(Extracted information)

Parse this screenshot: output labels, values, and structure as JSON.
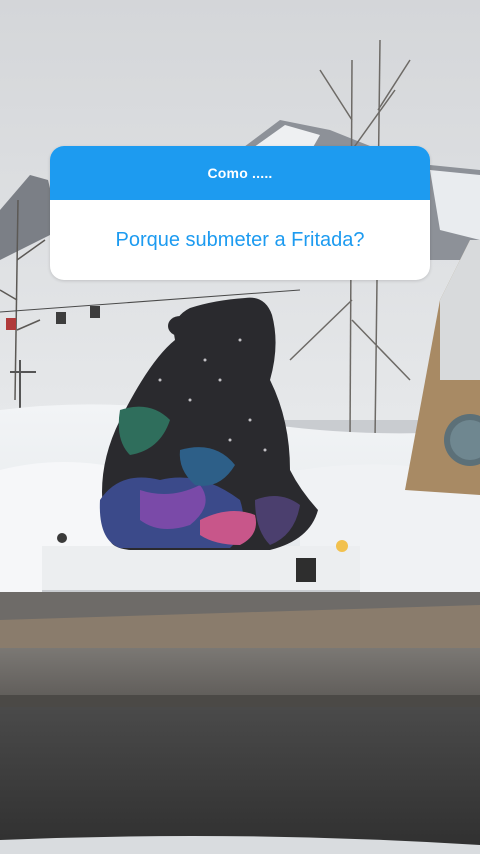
{
  "question_sticker": {
    "header": "Como .....",
    "answer": "Porque submeter a Fritada?",
    "header_color": "#1d9bf0",
    "answer_color": "#1d9bf0"
  },
  "photo": {
    "subject": "bear-sculpture-icon"
  }
}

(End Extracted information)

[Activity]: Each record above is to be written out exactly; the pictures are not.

[Problem solution]:
Parse this screenshot: output labels, values, and structure as JSON.
{
  "question_sticker": {
    "header": "Como .....",
    "answer": "Porque submeter a Fritada?",
    "header_color": "#1d9bf0",
    "answer_color": "#1d9bf0"
  },
  "photo": {
    "subject": "bear-sculpture-icon"
  }
}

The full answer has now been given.